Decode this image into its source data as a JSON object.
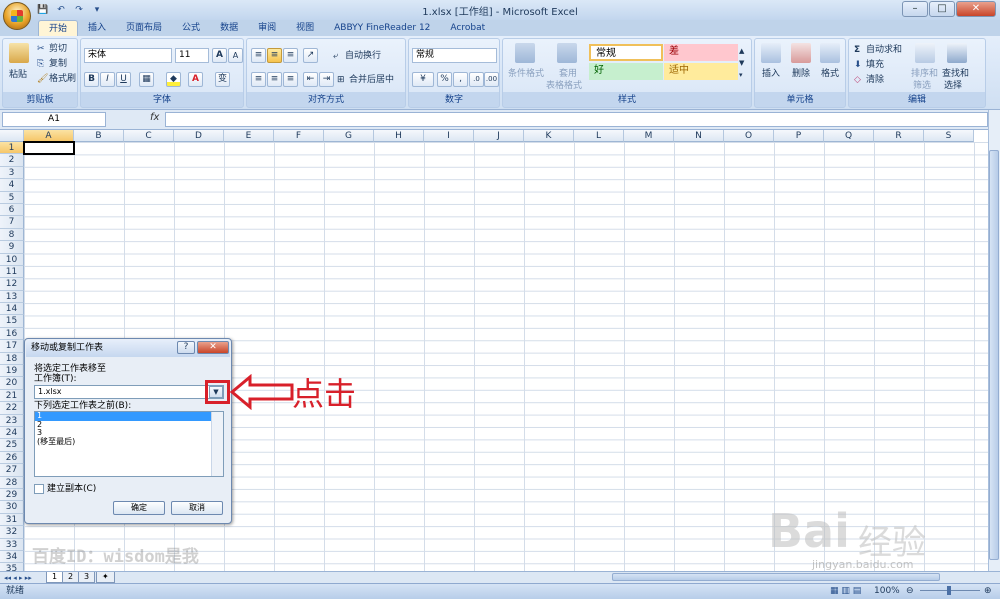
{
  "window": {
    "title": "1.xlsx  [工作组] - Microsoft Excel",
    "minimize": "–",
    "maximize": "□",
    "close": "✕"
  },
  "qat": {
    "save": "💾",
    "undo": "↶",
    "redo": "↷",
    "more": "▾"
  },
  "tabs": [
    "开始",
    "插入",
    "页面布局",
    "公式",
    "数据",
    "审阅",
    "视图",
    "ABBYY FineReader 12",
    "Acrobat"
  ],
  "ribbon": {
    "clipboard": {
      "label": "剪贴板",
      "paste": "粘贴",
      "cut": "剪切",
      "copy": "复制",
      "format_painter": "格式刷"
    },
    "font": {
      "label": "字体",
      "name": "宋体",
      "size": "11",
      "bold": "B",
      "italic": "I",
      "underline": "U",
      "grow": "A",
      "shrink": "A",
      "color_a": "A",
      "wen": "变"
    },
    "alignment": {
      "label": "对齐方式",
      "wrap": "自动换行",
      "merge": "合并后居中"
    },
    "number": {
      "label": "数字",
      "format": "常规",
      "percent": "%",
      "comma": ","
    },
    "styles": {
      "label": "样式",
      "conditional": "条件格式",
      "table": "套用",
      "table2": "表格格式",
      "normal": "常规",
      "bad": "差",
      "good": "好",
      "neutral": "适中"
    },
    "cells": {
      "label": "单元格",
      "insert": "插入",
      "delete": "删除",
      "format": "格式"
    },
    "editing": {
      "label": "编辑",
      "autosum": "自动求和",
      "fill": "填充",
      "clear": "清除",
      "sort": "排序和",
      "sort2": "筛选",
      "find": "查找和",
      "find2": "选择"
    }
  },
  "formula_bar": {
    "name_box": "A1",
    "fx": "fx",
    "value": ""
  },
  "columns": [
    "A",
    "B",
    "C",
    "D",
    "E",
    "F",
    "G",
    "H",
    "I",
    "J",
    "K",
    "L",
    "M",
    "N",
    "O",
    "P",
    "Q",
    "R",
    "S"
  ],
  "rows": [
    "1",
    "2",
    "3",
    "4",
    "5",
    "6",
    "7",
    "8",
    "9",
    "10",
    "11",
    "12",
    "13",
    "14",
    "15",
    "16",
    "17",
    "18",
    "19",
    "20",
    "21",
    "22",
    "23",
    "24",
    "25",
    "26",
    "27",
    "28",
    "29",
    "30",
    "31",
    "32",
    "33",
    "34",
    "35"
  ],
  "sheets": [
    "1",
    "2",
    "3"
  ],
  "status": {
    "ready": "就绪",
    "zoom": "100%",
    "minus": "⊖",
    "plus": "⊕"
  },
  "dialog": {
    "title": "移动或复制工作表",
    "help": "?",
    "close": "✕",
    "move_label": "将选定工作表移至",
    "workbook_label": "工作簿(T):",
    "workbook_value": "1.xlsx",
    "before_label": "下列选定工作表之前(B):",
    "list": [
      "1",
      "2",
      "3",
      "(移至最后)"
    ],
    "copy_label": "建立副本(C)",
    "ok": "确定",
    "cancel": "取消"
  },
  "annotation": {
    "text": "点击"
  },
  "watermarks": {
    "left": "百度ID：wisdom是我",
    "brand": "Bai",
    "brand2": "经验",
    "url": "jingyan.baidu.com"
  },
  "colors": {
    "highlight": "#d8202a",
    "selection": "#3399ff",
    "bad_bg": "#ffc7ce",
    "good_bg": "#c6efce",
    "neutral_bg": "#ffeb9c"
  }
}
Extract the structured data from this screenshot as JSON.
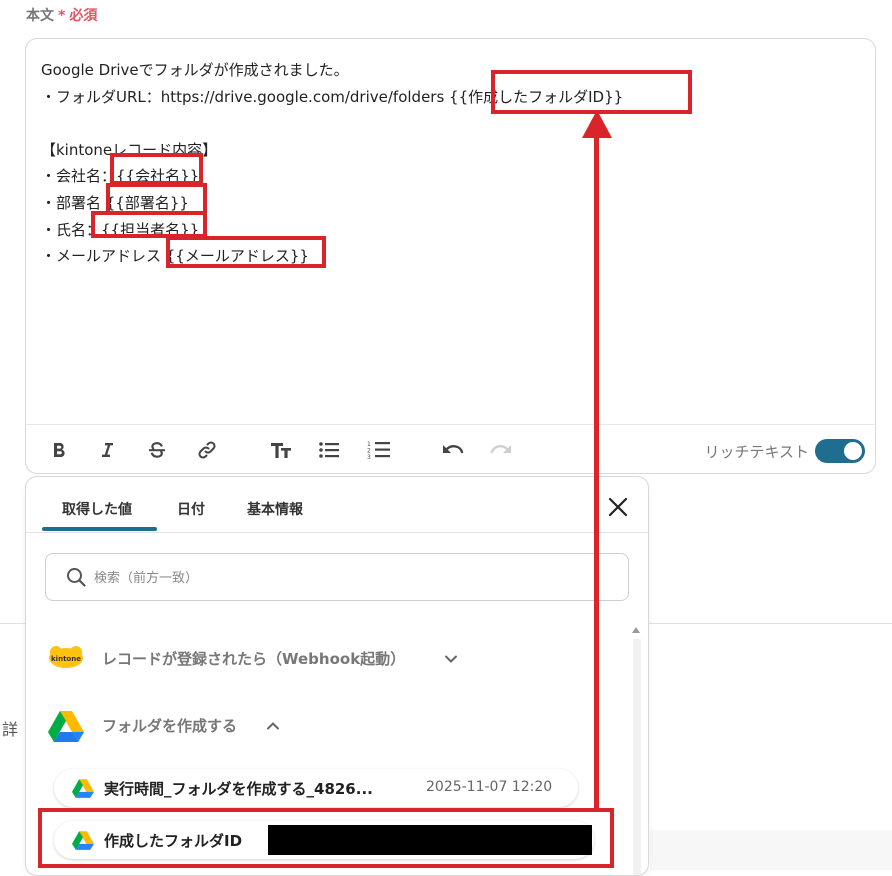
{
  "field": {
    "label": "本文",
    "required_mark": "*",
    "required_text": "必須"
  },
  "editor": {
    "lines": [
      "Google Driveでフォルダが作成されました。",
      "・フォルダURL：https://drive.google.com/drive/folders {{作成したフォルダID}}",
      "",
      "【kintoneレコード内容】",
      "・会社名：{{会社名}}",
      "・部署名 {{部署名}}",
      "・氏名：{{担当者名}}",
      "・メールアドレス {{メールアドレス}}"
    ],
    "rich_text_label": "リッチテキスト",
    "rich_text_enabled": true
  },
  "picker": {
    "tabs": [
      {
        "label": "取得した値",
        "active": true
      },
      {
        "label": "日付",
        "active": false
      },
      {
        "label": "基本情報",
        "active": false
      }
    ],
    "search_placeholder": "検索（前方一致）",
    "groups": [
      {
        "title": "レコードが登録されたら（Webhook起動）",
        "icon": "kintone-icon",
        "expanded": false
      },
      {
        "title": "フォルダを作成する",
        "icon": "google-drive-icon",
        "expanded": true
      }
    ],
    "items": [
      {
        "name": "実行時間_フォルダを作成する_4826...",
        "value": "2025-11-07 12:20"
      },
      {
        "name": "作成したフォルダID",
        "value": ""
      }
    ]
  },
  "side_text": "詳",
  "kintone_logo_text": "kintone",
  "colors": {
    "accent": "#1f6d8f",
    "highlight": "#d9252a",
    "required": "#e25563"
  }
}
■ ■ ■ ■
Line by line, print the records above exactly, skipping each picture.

Decode this image into its source data as a JSON object.
{
  "window": {
    "title": "1.xlsx  [工作组] - Microsoft Excel",
    "minimize": "–",
    "maximize": "□",
    "close": "✕"
  },
  "qat": {
    "save": "💾",
    "undo": "↶",
    "redo": "↷",
    "more": "▾"
  },
  "tabs": [
    "开始",
    "插入",
    "页面布局",
    "公式",
    "数据",
    "审阅",
    "视图",
    "ABBYY FineReader 12",
    "Acrobat"
  ],
  "ribbon": {
    "clipboard": {
      "label": "剪贴板",
      "paste": "粘贴",
      "cut": "剪切",
      "copy": "复制",
      "format_painter": "格式刷"
    },
    "font": {
      "label": "字体",
      "name": "宋体",
      "size": "11",
      "bold": "B",
      "italic": "I",
      "underline": "U",
      "grow": "A",
      "shrink": "A",
      "color_a": "A",
      "wen": "变"
    },
    "alignment": {
      "label": "对齐方式",
      "wrap": "自动换行",
      "merge": "合并后居中"
    },
    "number": {
      "label": "数字",
      "format": "常规",
      "percent": "%",
      "comma": ","
    },
    "styles": {
      "label": "样式",
      "conditional": "条件格式",
      "table": "套用",
      "table2": "表格格式",
      "normal": "常规",
      "bad": "差",
      "good": "好",
      "neutral": "适中"
    },
    "cells": {
      "label": "单元格",
      "insert": "插入",
      "delete": "删除",
      "format": "格式"
    },
    "editing": {
      "label": "编辑",
      "autosum": "自动求和",
      "fill": "填充",
      "clear": "清除",
      "sort": "排序和",
      "sort2": "筛选",
      "find": "查找和",
      "find2": "选择"
    }
  },
  "formula_bar": {
    "name_box": "A1",
    "fx": "fx",
    "value": ""
  },
  "columns": [
    "A",
    "B",
    "C",
    "D",
    "E",
    "F",
    "G",
    "H",
    "I",
    "J",
    "K",
    "L",
    "M",
    "N",
    "O",
    "P",
    "Q",
    "R",
    "S"
  ],
  "rows": [
    "1",
    "2",
    "3",
    "4",
    "5",
    "6",
    "7",
    "8",
    "9",
    "10",
    "11",
    "12",
    "13",
    "14",
    "15",
    "16",
    "17",
    "18",
    "19",
    "20",
    "21",
    "22",
    "23",
    "24",
    "25",
    "26",
    "27",
    "28",
    "29",
    "30",
    "31",
    "32",
    "33",
    "34",
    "35"
  ],
  "sheets": [
    "1",
    "2",
    "3"
  ],
  "status": {
    "ready": "就绪",
    "zoom": "100%",
    "minus": "⊖",
    "plus": "⊕"
  },
  "dialog": {
    "title": "移动或复制工作表",
    "help": "?",
    "close": "✕",
    "move_label": "将选定工作表移至",
    "workbook_label": "工作簿(T):",
    "workbook_value": "1.xlsx",
    "before_label": "下列选定工作表之前(B):",
    "list": [
      "1",
      "2",
      "3",
      "(移至最后)"
    ],
    "copy_label": "建立副本(C)",
    "ok": "确定",
    "cancel": "取消"
  },
  "annotation": {
    "text": "点击"
  },
  "watermarks": {
    "left": "百度ID：wisdom是我",
    "brand": "Bai",
    "brand2": "经验",
    "url": "jingyan.baidu.com"
  },
  "colors": {
    "highlight": "#d8202a",
    "selection": "#3399ff",
    "bad_bg": "#ffc7ce",
    "good_bg": "#c6efce",
    "neutral_bg": "#ffeb9c"
  }
}
Extract the structured data from this screenshot as JSON.
{
  "field": {
    "label": "本文",
    "required_mark": "*",
    "required_text": "必須"
  },
  "editor": {
    "lines": [
      "Google Driveでフォルダが作成されました。",
      "・フォルダURL：https://drive.google.com/drive/folders {{作成したフォルダID}}",
      "",
      "【kintoneレコード内容】",
      "・会社名：{{会社名}}",
      "・部署名 {{部署名}}",
      "・氏名：{{担当者名}}",
      "・メールアドレス {{メールアドレス}}"
    ],
    "rich_text_label": "リッチテキスト",
    "rich_text_enabled": true
  },
  "picker": {
    "tabs": [
      {
        "label": "取得した値",
        "active": true
      },
      {
        "label": "日付",
        "active": false
      },
      {
        "label": "基本情報",
        "active": false
      }
    ],
    "search_placeholder": "検索（前方一致）",
    "groups": [
      {
        "title": "レコードが登録されたら（Webhook起動）",
        "icon": "kintone-icon",
        "expanded": false
      },
      {
        "title": "フォルダを作成する",
        "icon": "google-drive-icon",
        "expanded": true
      }
    ],
    "items": [
      {
        "name": "実行時間_フォルダを作成する_4826...",
        "value": "2025-11-07 12:20"
      },
      {
        "name": "作成したフォルダID",
        "value": ""
      }
    ]
  },
  "side_text": "詳",
  "kintone_logo_text": "kintone",
  "colors": {
    "accent": "#1f6d8f",
    "highlight": "#d9252a",
    "required": "#e25563"
  }
}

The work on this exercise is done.